Something which – by contrast to the tooth thing – was a big deal for me this year was that at the end of August Liz & I successfully purchased a flat in Bristol! 2012 was the year I became a joint-homeowner with my wonderful girlfriend. It’s rather magnificent (I think) – a 1900-built former Methodist Hall, in which we have a delightful 2 bedroom flat.
Being a homeowner’s come with a few abrupt lessons about getting things fixed (£300 on shower & plumbing this week), but already we’re finding it rewarding in terms of being able to set a place up how we like it, and theorise about what we’d like to do next. This will more than likely curtail some of my more extravagant travelling adventures & concerts/comedy tickets, but then that’s potentially not a bad thing.
And – most importantly – I’m extremely happy & excited to have bought a home with Liz.
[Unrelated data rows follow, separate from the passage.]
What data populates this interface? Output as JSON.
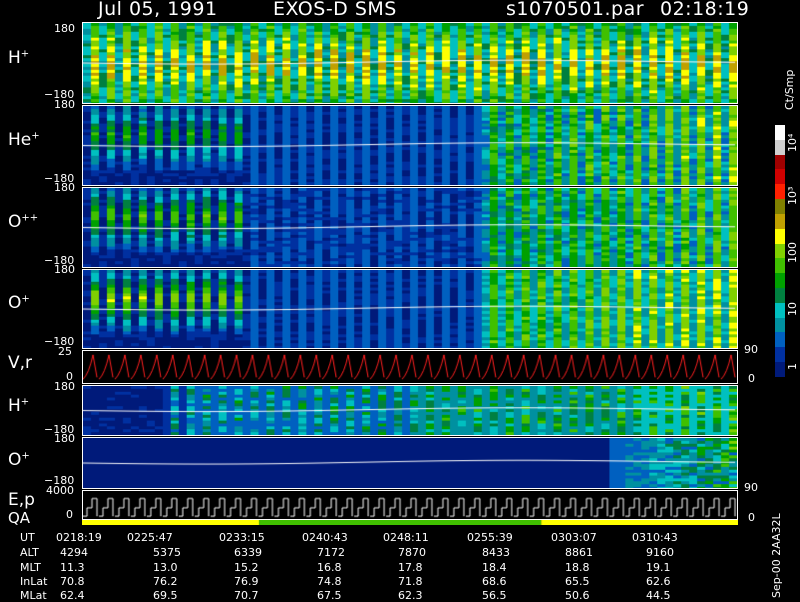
{
  "header": {
    "date": "Jul 05, 1991",
    "instrument": "EXOS-D SMS",
    "file": "s1070501.par",
    "time": "02:18:19"
  },
  "panels": [
    {
      "label": "H",
      "charge": "+",
      "ymax": "180",
      "ymin": "−180"
    },
    {
      "label": "He",
      "charge": "+",
      "ymax": "180",
      "ymin": "−180"
    },
    {
      "label": "O",
      "charge": "++",
      "ymax": "180",
      "ymin": "−180"
    },
    {
      "label": "O",
      "charge": "+",
      "ymax": "180",
      "ymin": "−180"
    },
    {
      "label": "V,r",
      "charge": "",
      "ymax": "25",
      "ymin": "0",
      "right_top": "90",
      "right_bottom": "0"
    },
    {
      "label": "H",
      "charge": "+",
      "ymax": "180",
      "ymin": "−180"
    },
    {
      "label": "O",
      "charge": "+",
      "ymax": "180",
      "ymin": "−180",
      "right_bottom": "90"
    },
    {
      "label": "E,p",
      "charge": "",
      "ymax": "4000",
      "ymin": "0",
      "right_bottom": "0"
    }
  ],
  "qa_label": "QA",
  "colorbar": {
    "unit": "Ct/Smp",
    "ticks": [
      "10⁴",
      "10³",
      "100",
      "10",
      "1"
    ],
    "colors": [
      "#ffffff",
      "#d0d0d0",
      "#a00000",
      "#d00000",
      "#ff2000",
      "#808000",
      "#c0a000",
      "#ffff00",
      "#80d000",
      "#40c000",
      "#00a000",
      "#008040",
      "#00c0c0",
      "#0090a0",
      "#0060c0",
      "#0030a0",
      "#001a7a"
    ]
  },
  "ephemeris": {
    "labels": [
      "UT",
      "ALT",
      "MLT",
      "InLat",
      "MLat"
    ],
    "columns": [
      {
        "UT": "0218:19",
        "ALT": "4294",
        "MLT": "11.3",
        "InLat": "70.8",
        "MLat": "62.4"
      },
      {
        "UT": "0225:47",
        "ALT": "5375",
        "MLT": "13.0",
        "InLat": "76.2",
        "MLat": "69.5"
      },
      {
        "UT": "0233:15",
        "ALT": "6339",
        "MLT": "15.2",
        "InLat": "76.9",
        "MLat": "70.7"
      },
      {
        "UT": "0240:43",
        "ALT": "7172",
        "MLT": "16.8",
        "InLat": "74.8",
        "MLat": "67.5"
      },
      {
        "UT": "0248:11",
        "ALT": "7870",
        "MLT": "17.8",
        "InLat": "71.8",
        "MLat": "62.3"
      },
      {
        "UT": "0255:39",
        "ALT": "8433",
        "MLT": "18.4",
        "InLat": "68.6",
        "MLat": "56.5"
      },
      {
        "UT": "0303:07",
        "ALT": "8861",
        "MLT": "18.8",
        "InLat": "65.5",
        "MLat": "50.6"
      },
      {
        "UT": "0310:43",
        "ALT": "9160",
        "MLT": "19.1",
        "InLat": "62.6",
        "MLat": "44.5"
      }
    ]
  },
  "footer_note": "Sep-00 2AA32L",
  "chart_data": {
    "type": "heatmap",
    "x_ticks": [
      "0218:19",
      "0225:47",
      "0233:15",
      "0240:43",
      "0248:11",
      "0255:39",
      "0303:07",
      "0310:43"
    ],
    "pitch_angle_range": [
      -180,
      180
    ],
    "velocity_range": [
      0,
      25
    ],
    "energy_range": [
      0,
      4000
    ],
    "color_scale": "log",
    "color_range": [
      1,
      10000
    ]
  }
}
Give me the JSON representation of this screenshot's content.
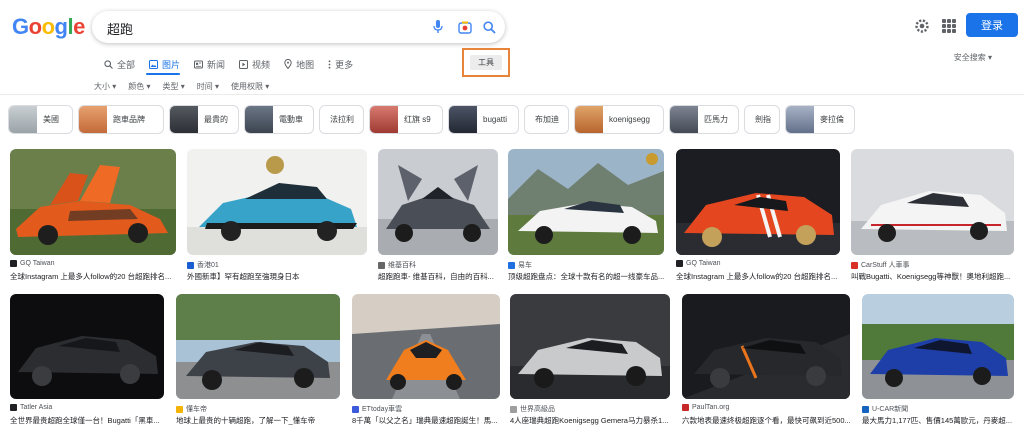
{
  "header": {
    "logo": [
      "G",
      "o",
      "o",
      "g",
      "l",
      "e"
    ],
    "logo_colors": [
      "#4285F4",
      "#EA4335",
      "#FBBC05",
      "#4285F4",
      "#34A853",
      "#EA4335"
    ],
    "query": "超跑",
    "login_label": "登录"
  },
  "tabs": [
    {
      "label": "全部",
      "icon": "search-icon"
    },
    {
      "label": "图片",
      "icon": "image-icon",
      "active": true
    },
    {
      "label": "新闻",
      "icon": "news-icon"
    },
    {
      "label": "视频",
      "icon": "play-icon"
    },
    {
      "label": "地图",
      "icon": "location-pin-icon"
    },
    {
      "label": "更多",
      "icon": "more-vertical-icon"
    }
  ],
  "tools_label": "工具",
  "safe_search": "安全搜索 ▾",
  "filters": [
    "大小 ▾",
    "颜色 ▾",
    "类型 ▾",
    "时间 ▾",
    "使用权限 ▾"
  ],
  "chips": [
    {
      "label": "美國",
      "thumb": "#9aa3a8"
    },
    {
      "label": "跑車品牌",
      "thumb": "#c46a3a"
    },
    {
      "label": "最貴的",
      "thumb": "#3b3f45"
    },
    {
      "label": "電動車",
      "thumb": "#4a5563"
    },
    {
      "label": "法拉利"
    },
    {
      "label": "红旗 s9",
      "thumb": "#b0453f"
    },
    {
      "label": "bugatti",
      "thumb": "#2f3440"
    },
    {
      "label": "布加迪"
    },
    {
      "label": "koenigsegg",
      "thumb": "#c97a3c"
    },
    {
      "label": "匹馬力",
      "thumb": "#555b66"
    },
    {
      "label": "劍指"
    },
    {
      "label": "麥拉倫",
      "thumb": "#7f8aa0"
    }
  ],
  "results": [
    {
      "source": "GQ Taiwan",
      "caption": "全球Instagram 上最多人follow的20 台超跑排名...",
      "fav": "#202124"
    },
    {
      "source": "香港01",
      "caption": "外國新車】罕有超跑至強現身日本",
      "fav": "#1a5fd1"
    },
    {
      "source": "维基百科",
      "caption": "超跑跑車- 维基百科，自由的百科...",
      "fav": "#666666"
    },
    {
      "source": "易车",
      "caption": "顶级超跑盘点：全球十款有名的超一线豪车品...",
      "fav": "#1f6fe0"
    },
    {
      "source": "GQ Taiwan",
      "caption": "全球Instagram 上最多人follow的20 台超跑排名...",
      "fav": "#202124"
    },
    {
      "source": "CarStuff 人車事",
      "caption": "叫戰Bugatti、Koenigsegg等神獸！奧地利超跑...",
      "fav": "#d93025"
    },
    {
      "source": "Tatler Asia",
      "caption": "全世界最贵超跑全球僅一台！Bugatti「黑車...",
      "fav": "#202124"
    },
    {
      "source": "懂车帝",
      "caption": "地球上最贵的十辆超跑，了解一下_懂车帝",
      "fav": "#f2b400"
    },
    {
      "source": "ETtoday車雲",
      "caption": "8千萬「以父之名」瑞典最速超跑誕生！馬...",
      "fav": "#3b5bdb"
    },
    {
      "source": "世界高級品",
      "caption": "4人座瑞典超跑Koenigsegg Gemera马力暴杀1...",
      "fav": "#9e9e9e"
    },
    {
      "source": "PaulTan.org",
      "caption": "六款地表最速终极超跑逐个看，最快可飙到近500...",
      "fav": "#c62828"
    },
    {
      "source": "U-CAR新聞",
      "caption": "最大馬力1,177匹、售價145萬歐元，丹麥超...",
      "fav": "#1565c0"
    }
  ]
}
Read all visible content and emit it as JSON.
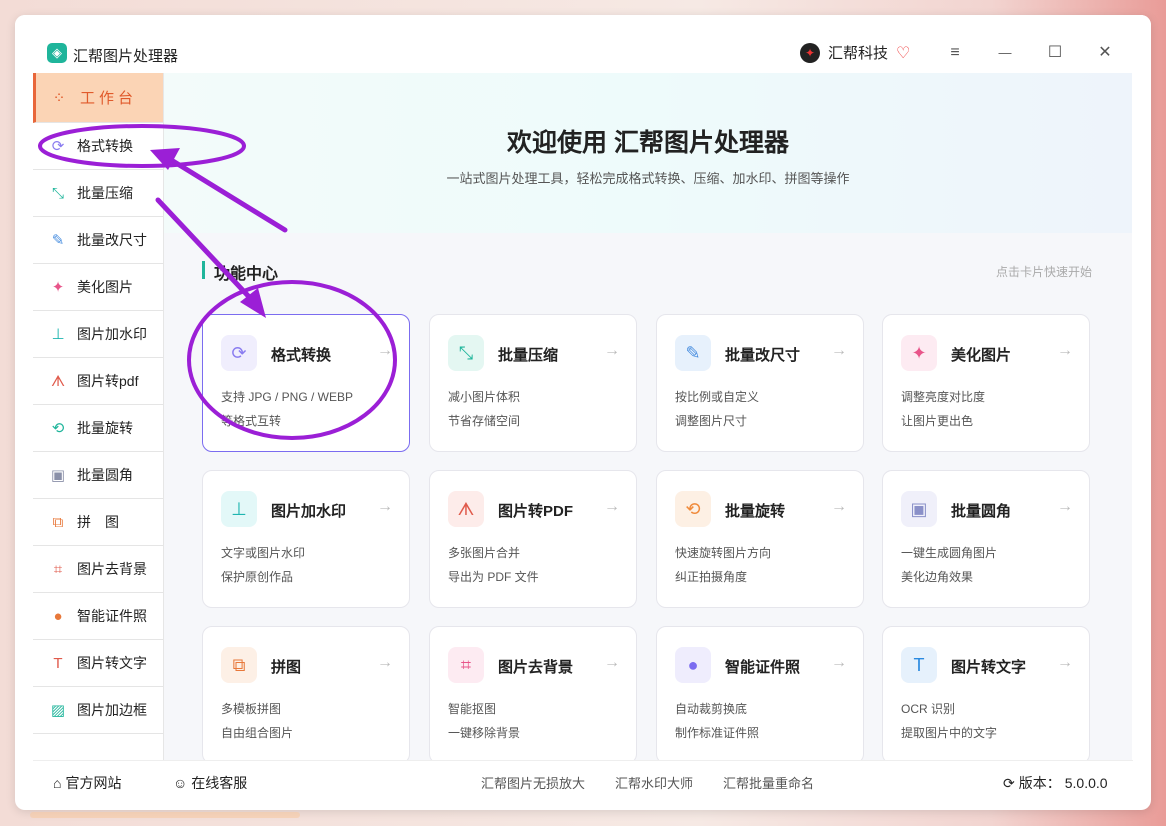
{
  "app": {
    "title": "汇帮图片处理器",
    "logo_icon": "app-logo-icon"
  },
  "brand": {
    "name": "汇帮科技",
    "logo_icon": "brand-logo-icon",
    "vip_icon": "vip-heart-icon"
  },
  "window_controls": {
    "menu": "≡",
    "minimize": "—",
    "maximize": "☐",
    "close": "✕"
  },
  "sidebar": {
    "items": [
      {
        "label": "工作台",
        "icon": "grid-icon",
        "glyph": "⁘",
        "color": "#e05a2b"
      },
      {
        "label": "格式转换",
        "icon": "convert-icon",
        "glyph": "⟳",
        "color": "#8a7cf0"
      },
      {
        "label": "批量压缩",
        "icon": "compress-icon",
        "glyph": "⤡",
        "color": "#1fb59b"
      },
      {
        "label": "批量改尺寸",
        "icon": "resize-icon",
        "glyph": "✎",
        "color": "#4a8fe0"
      },
      {
        "label": "美化图片",
        "icon": "beautify-icon",
        "glyph": "✦",
        "color": "#e8558a"
      },
      {
        "label": "图片加水印",
        "icon": "watermark-icon",
        "glyph": "⊥",
        "color": "#1fb5b0"
      },
      {
        "label": "图片转pdf",
        "icon": "pdf-icon",
        "glyph": "ᗑ",
        "color": "#e05a4b"
      },
      {
        "label": "批量旋转",
        "icon": "rotate-icon",
        "glyph": "⟲",
        "color": "#1fb59b"
      },
      {
        "label": "批量圆角",
        "icon": "round-corner-icon",
        "glyph": "▣",
        "color": "#8a90a8"
      },
      {
        "label": "拼　图",
        "icon": "puzzle-icon",
        "glyph": "⧉",
        "color": "#e8783a"
      },
      {
        "label": "图片去背景",
        "icon": "crop-icon",
        "glyph": "⌗",
        "color": "#e05a4b"
      },
      {
        "label": "智能证件照",
        "icon": "person-icon",
        "glyph": "●",
        "color": "#e8783a"
      },
      {
        "label": "图片转文字",
        "icon": "text-icon",
        "glyph": "T",
        "color": "#e05a4b"
      },
      {
        "label": "图片加边框",
        "icon": "frame-icon",
        "glyph": "▨",
        "color": "#1fb59b"
      }
    ]
  },
  "hero": {
    "title": "欢迎使用 汇帮图片处理器",
    "subtitle": "一站式图片处理工具，轻松完成格式转换、压缩、加水印、拼图等操作"
  },
  "section": {
    "title": "功能中心",
    "hint": "点击卡片快速开始"
  },
  "cards": [
    {
      "title": "格式转换",
      "d1": "支持 JPG / PNG / WEBP",
      "d2": "等格式互转",
      "icon": "convert-icon",
      "glyph": "⟳",
      "color": "#8a7cf0",
      "bg": "#f0eefd",
      "arrow": "→"
    },
    {
      "title": "批量压缩",
      "d1": "减小图片体积",
      "d2": "节省存储空间",
      "icon": "compress-icon",
      "glyph": "⤡",
      "color": "#1fb59b",
      "bg": "#e4f7f2",
      "arrow": "→"
    },
    {
      "title": "批量改尺寸",
      "d1": "按比例或自定义",
      "d2": "调整图片尺寸",
      "icon": "resize-icon",
      "glyph": "✎",
      "color": "#4a8fe0",
      "bg": "#e7f1fc",
      "arrow": "→"
    },
    {
      "title": "美化图片",
      "d1": "调整亮度对比度",
      "d2": "让图片更出色",
      "icon": "beautify-icon",
      "glyph": "✦",
      "color": "#e8558a",
      "bg": "#fdebf2",
      "arrow": "→"
    },
    {
      "title": "图片加水印",
      "d1": "文字或图片水印",
      "d2": "保护原创作品",
      "icon": "watermark-icon",
      "glyph": "⊥",
      "color": "#1fb5b0",
      "bg": "#e3f8f8",
      "arrow": "→"
    },
    {
      "title": "图片转PDF",
      "d1": "多张图片合并",
      "d2": "导出为 PDF 文件",
      "icon": "pdf-icon",
      "glyph": "ᗑ",
      "color": "#e05a4b",
      "bg": "#fdecea",
      "arrow": "→"
    },
    {
      "title": "批量旋转",
      "d1": "快速旋转图片方向",
      "d2": "纠正拍摄角度",
      "icon": "rotate-icon",
      "glyph": "⟲",
      "color": "#f08a3a",
      "bg": "#fdf0e4",
      "arrow": "→"
    },
    {
      "title": "批量圆角",
      "d1": "一键生成圆角图片",
      "d2": "美化边角效果",
      "icon": "round-corner-icon",
      "glyph": "▣",
      "color": "#8a90c8",
      "bg": "#f0f0fa",
      "arrow": "→"
    },
    {
      "title": "拼图",
      "d1": "多模板拼图",
      "d2": "自由组合图片",
      "icon": "puzzle-icon",
      "glyph": "⧉",
      "color": "#e8783a",
      "bg": "#fdf0e6",
      "arrow": "→"
    },
    {
      "title": "图片去背景",
      "d1": "智能抠图",
      "d2": "一键移除背景",
      "icon": "crop-icon",
      "glyph": "⌗",
      "color": "#e8558a",
      "bg": "#fdebf2",
      "arrow": "→"
    },
    {
      "title": "智能证件照",
      "d1": "自动裁剪换底",
      "d2": "制作标准证件照",
      "icon": "person-icon",
      "glyph": "●",
      "color": "#7b6cf0",
      "bg": "#efedfd",
      "arrow": "→"
    },
    {
      "title": "图片转文字",
      "d1": "OCR 识别",
      "d2": "提取图片中的文字",
      "icon": "text-icon",
      "glyph": "T",
      "color": "#2a8ae0",
      "bg": "#e6f1fc",
      "arrow": "→"
    }
  ],
  "footer": {
    "website": "官方网站",
    "support": "在线客服",
    "links": [
      "汇帮图片无损放大",
      "汇帮水印大师",
      "汇帮批量重命名"
    ],
    "version_label": "版本：",
    "version": "5.0.0.0"
  },
  "colors": {
    "accent": "#1fb59b",
    "active_bg": "#fbd4b5",
    "active_text": "#e05a2b",
    "annotation": "#9b1fd6",
    "selected_border": "#7b6cf0"
  }
}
Another significant event managed to sneak in on the 2012 ticket for me this year: being granted Citizenship of the United Kingdom. It’s been a lengthy process, with my first 3.5 years of ancestry visa, then a 5 year extension (about £600 and a 4 hour trip to Croydon later), then applying for Indefinite Leave to Remain (another Croydon trip, passing the Life In The UK test, and another £850), and finally Citizenship (another £851, although this time I was able to apply in Camden Town Hall, and there was only a minor amount of faffing about with paperwork owing to an address change and a discrepancy over dates). So on the 19th of December the Mayor of Camden presented me with my naturalization certificate. So, I’m an official pom now.
Last – and by no means least – the other main thing occupying my time this year has been our little whisky tasting club, Whisky Squad. Set up in April 2010, we celebrated our 2nd birthday this year and it’s still every bit as much fun as it ever has been – in fact, to make an attempt at keeping up with demand we’ve ramped up activity and have been running 2 tastings per month.
We even featured on the excellent Whisky Marketplace TV podcast – worth a watch if you’ve got a few spare moments…
In 2012 we held 28 tasting events which branched out into areas such as rum, Cognac, tequila, and sherry – as well as exploring all sorts of different facets of whisky (both Scotch whisky and from around the world). So far about 190 people (it’s probably more than that) have been part of one or more Whisky Squad sessions, and we’ve got sessions planned well out into 2013 so hopefully we’ll increase that number by a few this year – although we’ve got loads of regulars and one of the joys of doing what we do is getting to know the diverse crowd of whisky enthusiasts who come along (and, as mentioned previously, being invited to their weddings!).
Tangenting off of Whisky Squad, a couple of the lads & I have been working on a whisky video podcast for a while now, called Village of the Drammed. We’ve continued that through 2012 and tightened up our production & format a bit (whilst still keeping it fairly informal), which has been great fun and created all sorts of interesting conversations & opportunities.
Anyway – that’s a fairly broad look at the significant events of 2012. It’s by no means all of them: I count myself extremely lucky to have opportunities to get to go see a huge array of bands, comedians and musicals, to have had the chance to attend an event at the London 2012 Olympics, to get to pop away for weekends all over the country, and to be visited frequently by friends from all over the world who are in town for a few days and want to catch up. And we’ve been enjoying life rather a lot, with some breathtaking food, wine, beer, whisky, and most importantly: company.
Well, who knows. We’ve got some exciting holidays penciled in which I’m looking forward to – the one strong falling down that this year had was that the time I spent out of the country was largely without Liz, and that’s something we’re going to remedy in 2013. There’s some great stuff in the pipeline relating to whisky, and lots of fun & possibility to explore generally.
Oh yeah. This should be fun.